#### WHAT YOU NEED TO DO:
Return every line from the records below that has the word "value".

Items from a dataset:
▬▬▬

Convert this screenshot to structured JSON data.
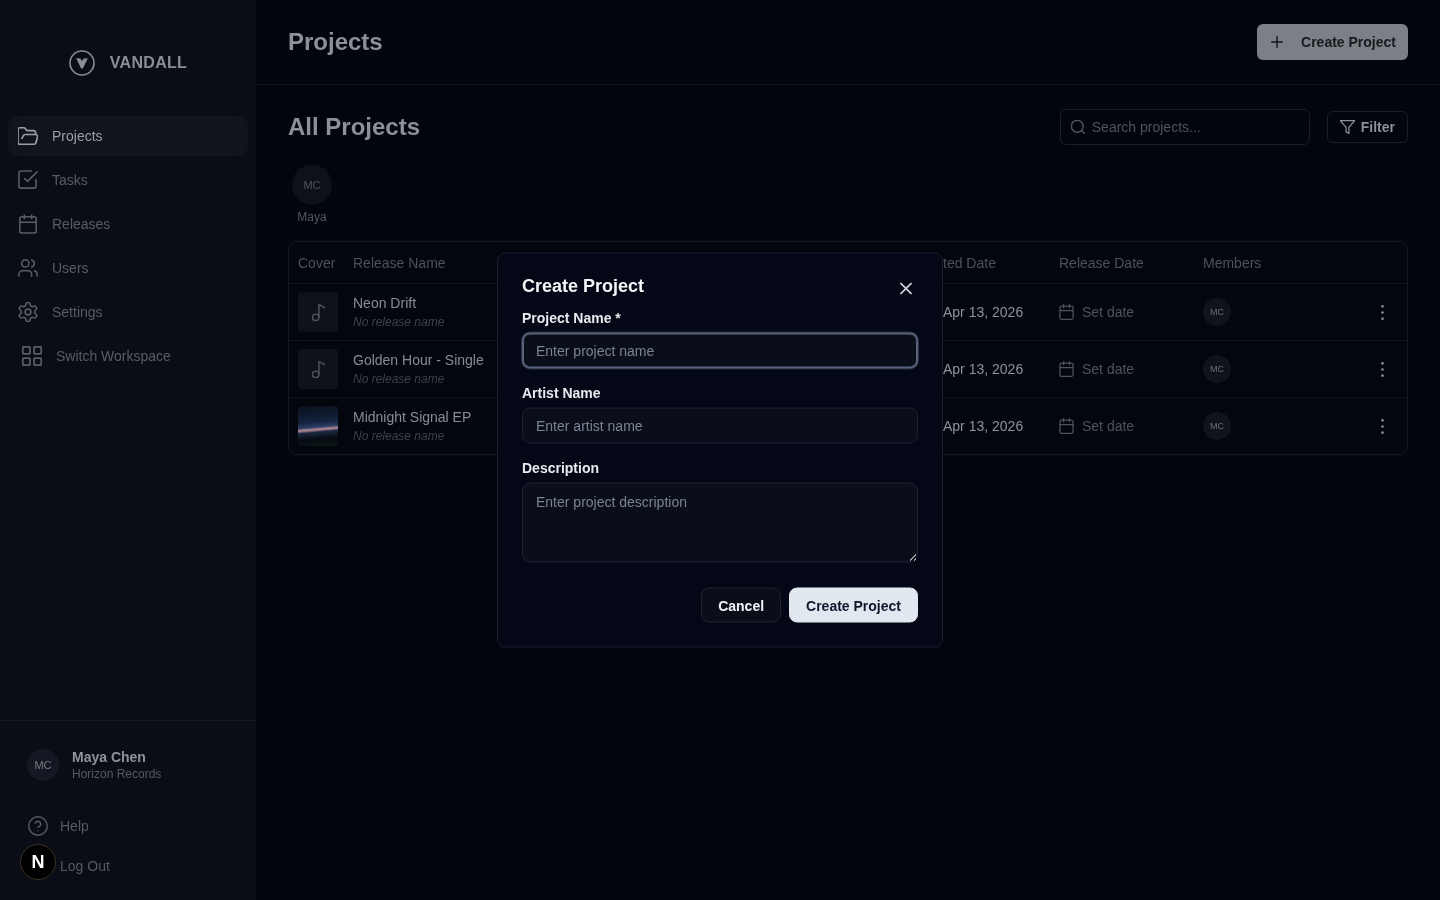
{
  "sidebar": {
    "brand": "VANDALL",
    "nav": [
      {
        "label": "Projects",
        "kind": "folder",
        "selected": true
      },
      {
        "label": "Tasks",
        "kind": "tasks",
        "selected": false
      },
      {
        "label": "Releases",
        "kind": "calendar",
        "selected": false
      },
      {
        "label": "Users",
        "kind": "users",
        "selected": false
      },
      {
        "label": "Settings",
        "kind": "settings",
        "selected": false
      },
      {
        "label": "Switch Workspace",
        "kind": "workspace",
        "selected": false
      }
    ],
    "user": {
      "initials": "MC",
      "name": "Maya Chen",
      "organization": "Horizon Records"
    },
    "links": [
      {
        "label": "Help",
        "kind": "help"
      },
      {
        "label": "Log Out",
        "kind": "logout"
      }
    ]
  },
  "header": {
    "title": "Projects",
    "action": "Create Project"
  },
  "toolbar": {
    "title": "All Projects",
    "search": {
      "placeholder": "Search projects..."
    },
    "filter": "Filter"
  },
  "member_filters": [
    {
      "initials": "MC",
      "name": "Maya"
    }
  ],
  "table": {
    "columns": [
      "Cover",
      "Release Name",
      "ted Date",
      "Release Date",
      "Members"
    ],
    "rows": [
      {
        "kind": "placeholder",
        "title": "Neon Drift",
        "subtitle": "No release name",
        "created": "Apr 13, 2026",
        "release_date": "Set date",
        "members": [
          "MC"
        ]
      },
      {
        "kind": "placeholder",
        "title": "Golden Hour - Single",
        "subtitle": "No release name",
        "created": "Apr 13, 2026",
        "release_date": "Set date",
        "members": [
          "MC"
        ]
      },
      {
        "kind": "photo",
        "title": "Midnight Signal EP",
        "subtitle": "No release name",
        "created": "Apr 13, 2026",
        "release_date": "Set date",
        "members": [
          "MC"
        ]
      }
    ]
  },
  "dialog": {
    "title": "Create Project",
    "fields": [
      {
        "label": "Project Name *",
        "placeholder": "Enter project name",
        "kind": "input",
        "focused": true
      },
      {
        "label": "Artist Name",
        "placeholder": "Enter artist name",
        "kind": "input",
        "focused": false
      },
      {
        "label": "Description",
        "placeholder": "Enter project description",
        "kind": "textarea",
        "focused": false
      }
    ],
    "buttons": [
      {
        "label": "Cancel",
        "kind": "secondary"
      },
      {
        "label": "Create Project",
        "kind": "primary"
      }
    ]
  },
  "dev_badge": "N"
}
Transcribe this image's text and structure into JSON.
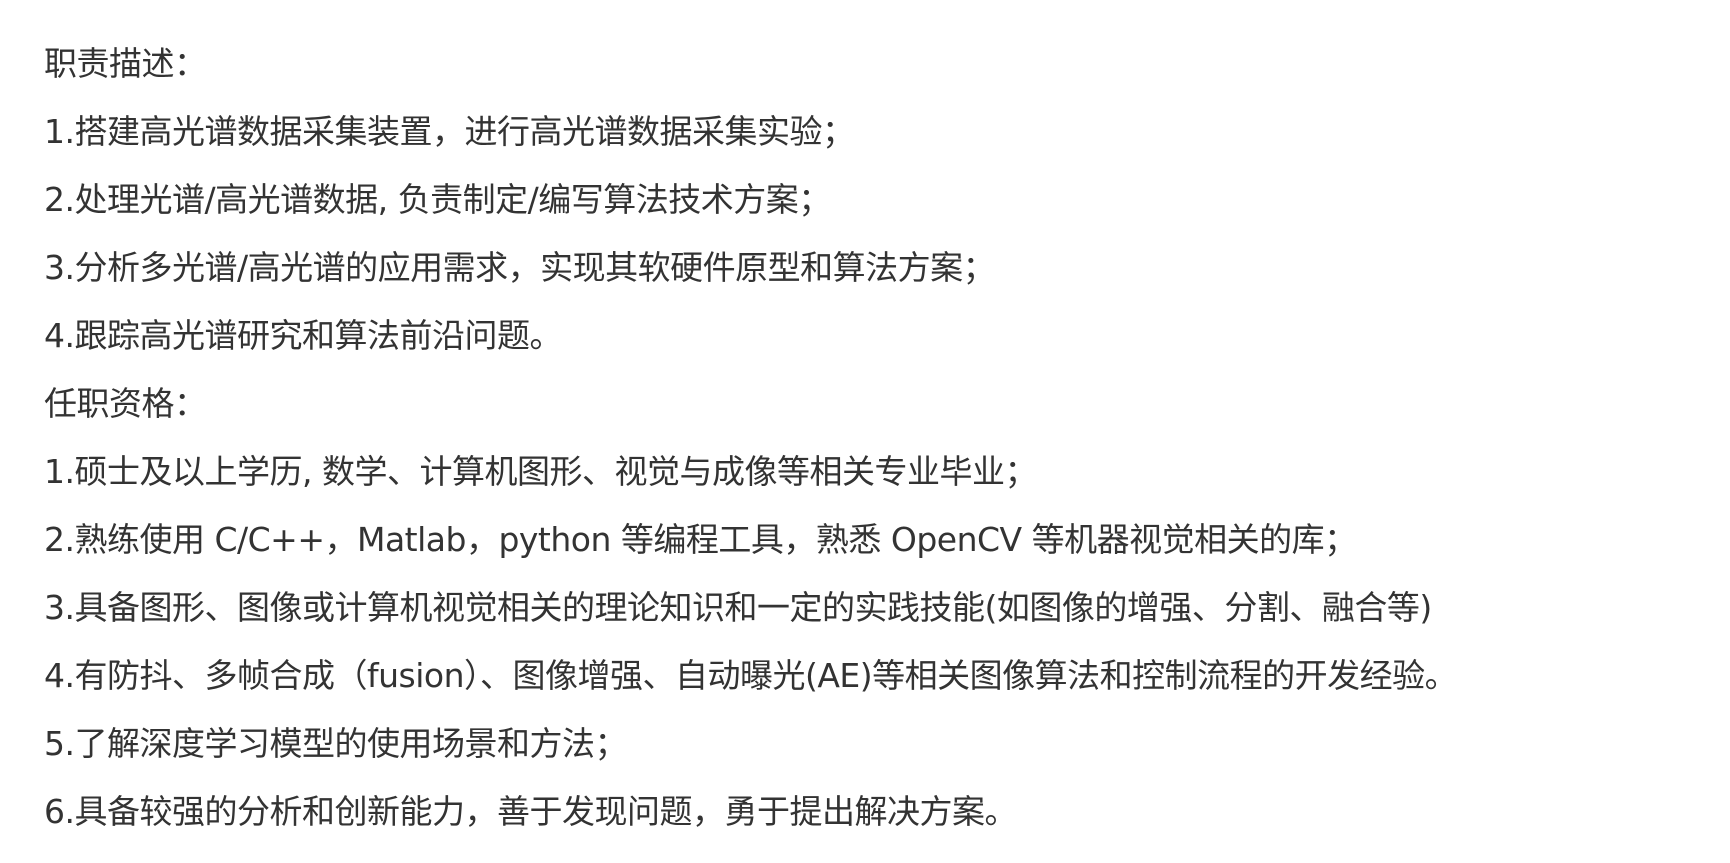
{
  "job": {
    "duties_heading": "职责描述：",
    "duties": [
      "1.搭建高光谱数据采集装置，进行高光谱数据采集实验；",
      "2.处理光谱/高光谱数据, 负责制定/编写算法技术方案；",
      "3.分析多光谱/高光谱的应用需求，实现其软硬件原型和算法方案；",
      "4.跟踪高光谱研究和算法前沿问题。"
    ],
    "requirements_heading": "任职资格：",
    "requirements": [
      "1.硕士及以上学历, 数学、计算机图形、视觉与成像等相关专业毕业；",
      "2.熟练使用 C/C++，Matlab，python 等编程工具，熟悉 OpenCV 等机器视觉相关的库；",
      "3.具备图形、图像或计算机视觉相关的理论知识和一定的实践技能(如图像的增强、分割、融合等)",
      "4.有防抖、多帧合成（fusion）、图像增强、自动曝光(AE)等相关图像算法和控制流程的开发经验。",
      "5.了解深度学习模型的使用场景和方法；",
      "6.具备较强的分析和创新能力，善于发现问题，勇于提出解决方案。"
    ]
  }
}
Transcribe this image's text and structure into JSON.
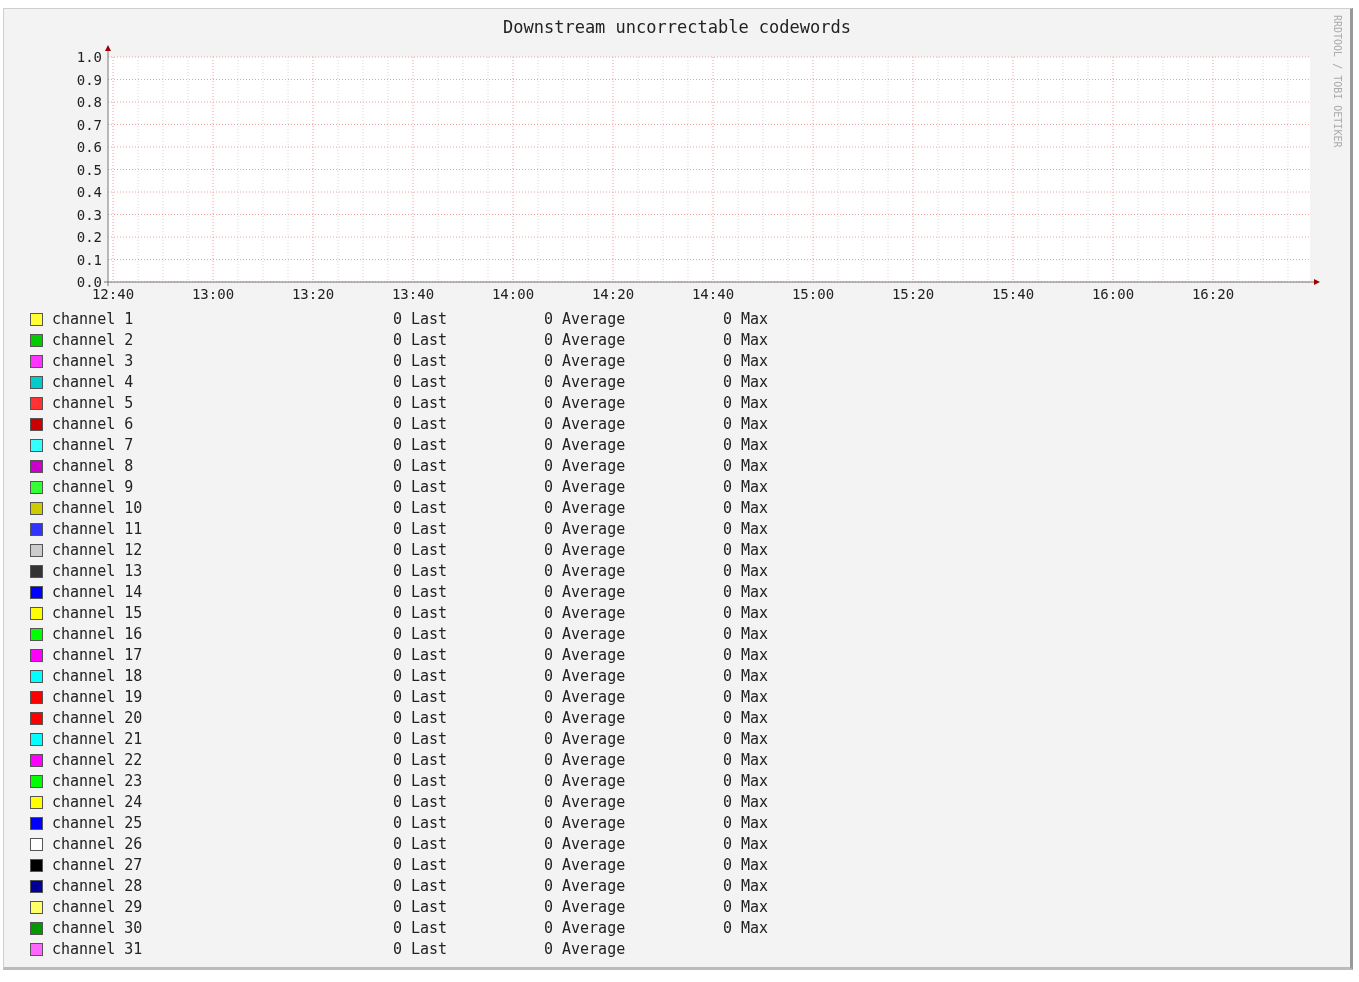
{
  "graph": {
    "title": "Downstream uncorrectable codewords",
    "side_label": "RRDTOOL / TOBI OETIKER",
    "chart_data": {
      "type": "line",
      "grid": true,
      "ylim": [
        0,
        1
      ],
      "categories": [
        "12:40",
        "13:00",
        "13:20",
        "13:40",
        "14:00",
        "14:20",
        "14:40",
        "15:00",
        "15:20",
        "15:40",
        "16:00",
        "16:20"
      ],
      "yticks": [
        {
          "value": 0,
          "label": "0.0"
        },
        {
          "value": 0.1,
          "label": "0.1"
        },
        {
          "value": 0.2,
          "label": "0.2"
        },
        {
          "value": 0.3,
          "label": "0.3"
        },
        {
          "value": 0.4,
          "label": "0.4"
        },
        {
          "value": 0.5,
          "label": "0.5"
        },
        {
          "value": 0.6,
          "label": "0.6"
        },
        {
          "value": 0.7,
          "label": "0.7"
        },
        {
          "value": 0.8,
          "label": "0.8"
        },
        {
          "value": 0.9,
          "label": "0.9"
        },
        {
          "value": 1,
          "label": "1.0"
        }
      ]
    }
  },
  "legend": [
    {
      "name": "channel 1",
      "color": "#ffff33",
      "last": "0",
      "last_label": "Last",
      "average": "0",
      "average_label": "Average",
      "max": "0",
      "max_label": "Max"
    },
    {
      "name": "channel 2",
      "color": "#00cc00",
      "last": "0",
      "last_label": "Last",
      "average": "0",
      "average_label": "Average",
      "max": "0",
      "max_label": "Max"
    },
    {
      "name": "channel 3",
      "color": "#ff33ff",
      "last": "0",
      "last_label": "Last",
      "average": "0",
      "average_label": "Average",
      "max": "0",
      "max_label": "Max"
    },
    {
      "name": "channel 4",
      "color": "#00cccc",
      "last": "0",
      "last_label": "Last",
      "average": "0",
      "average_label": "Average",
      "max": "0",
      "max_label": "Max"
    },
    {
      "name": "channel 5",
      "color": "#ff3333",
      "last": "0",
      "last_label": "Last",
      "average": "0",
      "average_label": "Average",
      "max": "0",
      "max_label": "Max"
    },
    {
      "name": "channel 6",
      "color": "#cc0000",
      "last": "0",
      "last_label": "Last",
      "average": "0",
      "average_label": "Average",
      "max": "0",
      "max_label": "Max"
    },
    {
      "name": "channel 7",
      "color": "#33ffff",
      "last": "0",
      "last_label": "Last",
      "average": "0",
      "average_label": "Average",
      "max": "0",
      "max_label": "Max"
    },
    {
      "name": "channel 8",
      "color": "#cc00cc",
      "last": "0",
      "last_label": "Last",
      "average": "0",
      "average_label": "Average",
      "max": "0",
      "max_label": "Max"
    },
    {
      "name": "channel 9",
      "color": "#33ff33",
      "last": "0",
      "last_label": "Last",
      "average": "0",
      "average_label": "Average",
      "max": "0",
      "max_label": "Max"
    },
    {
      "name": "channel 10",
      "color": "#cccc00",
      "last": "0",
      "last_label": "Last",
      "average": "0",
      "average_label": "Average",
      "max": "0",
      "max_label": "Max"
    },
    {
      "name": "channel 11",
      "color": "#3333ff",
      "last": "0",
      "last_label": "Last",
      "average": "0",
      "average_label": "Average",
      "max": "0",
      "max_label": "Max"
    },
    {
      "name": "channel 12",
      "color": "#cccccc",
      "last": "0",
      "last_label": "Last",
      "average": "0",
      "average_label": "Average",
      "max": "0",
      "max_label": "Max"
    },
    {
      "name": "channel 13",
      "color": "#333333",
      "last": "0",
      "last_label": "Last",
      "average": "0",
      "average_label": "Average",
      "max": "0",
      "max_label": "Max"
    },
    {
      "name": "channel 14",
      "color": "#0000ff",
      "last": "0",
      "last_label": "Last",
      "average": "0",
      "average_label": "Average",
      "max": "0",
      "max_label": "Max"
    },
    {
      "name": "channel 15",
      "color": "#ffff00",
      "last": "0",
      "last_label": "Last",
      "average": "0",
      "average_label": "Average",
      "max": "0",
      "max_label": "Max"
    },
    {
      "name": "channel 16",
      "color": "#00ff00",
      "last": "0",
      "last_label": "Last",
      "average": "0",
      "average_label": "Average",
      "max": "0",
      "max_label": "Max"
    },
    {
      "name": "channel 17",
      "color": "#ff00ff",
      "last": "0",
      "last_label": "Last",
      "average": "0",
      "average_label": "Average",
      "max": "0",
      "max_label": "Max"
    },
    {
      "name": "channel 18",
      "color": "#00ffff",
      "last": "0",
      "last_label": "Last",
      "average": "0",
      "average_label": "Average",
      "max": "0",
      "max_label": "Max"
    },
    {
      "name": "channel 19",
      "color": "#ff0000",
      "last": "0",
      "last_label": "Last",
      "average": "0",
      "average_label": "Average",
      "max": "0",
      "max_label": "Max"
    },
    {
      "name": "channel 20",
      "color": "#ff0000",
      "last": "0",
      "last_label": "Last",
      "average": "0",
      "average_label": "Average",
      "max": "0",
      "max_label": "Max"
    },
    {
      "name": "channel 21",
      "color": "#00ffff",
      "last": "0",
      "last_label": "Last",
      "average": "0",
      "average_label": "Average",
      "max": "0",
      "max_label": "Max"
    },
    {
      "name": "channel 22",
      "color": "#ff00ff",
      "last": "0",
      "last_label": "Last",
      "average": "0",
      "average_label": "Average",
      "max": "0",
      "max_label": "Max"
    },
    {
      "name": "channel 23",
      "color": "#00ff00",
      "last": "0",
      "last_label": "Last",
      "average": "0",
      "average_label": "Average",
      "max": "0",
      "max_label": "Max"
    },
    {
      "name": "channel 24",
      "color": "#ffff00",
      "last": "0",
      "last_label": "Last",
      "average": "0",
      "average_label": "Average",
      "max": "0",
      "max_label": "Max"
    },
    {
      "name": "channel 25",
      "color": "#0000ff",
      "last": "0",
      "last_label": "Last",
      "average": "0",
      "average_label": "Average",
      "max": "0",
      "max_label": "Max"
    },
    {
      "name": "channel 26",
      "color": "#ffffff",
      "last": "0",
      "last_label": "Last",
      "average": "0",
      "average_label": "Average",
      "max": "0",
      "max_label": "Max"
    },
    {
      "name": "channel 27",
      "color": "#000000",
      "last": "0",
      "last_label": "Last",
      "average": "0",
      "average_label": "Average",
      "max": "0",
      "max_label": "Max"
    },
    {
      "name": "channel 28",
      "color": "#000099",
      "last": "0",
      "last_label": "Last",
      "average": "0",
      "average_label": "Average",
      "max": "0",
      "max_label": "Max"
    },
    {
      "name": "channel 29",
      "color": "#ffff66",
      "last": "0",
      "last_label": "Last",
      "average": "0",
      "average_label": "Average",
      "max": "0",
      "max_label": "Max"
    },
    {
      "name": "channel 30",
      "color": "#009900",
      "last": "0",
      "last_label": "Last",
      "average": "0",
      "average_label": "Average",
      "max": "0",
      "max_label": "Max"
    },
    {
      "name": "channel 31",
      "color": "#ff66ff",
      "last": "0",
      "last_label": "Last",
      "average": "0",
      "average_label": "Average"
    }
  ]
}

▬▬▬

#### EXERCISE OUTPUT:
          "value": 0,
          "value": 0.1,
          "value": 0.2,
          "value": 0.3,
          "value": 0.4,
          "value": 0.5,
          "value": 0.6,
          "value": 0.7,
          "value": 0.8,
          "value": 0.9,
          "value": 1,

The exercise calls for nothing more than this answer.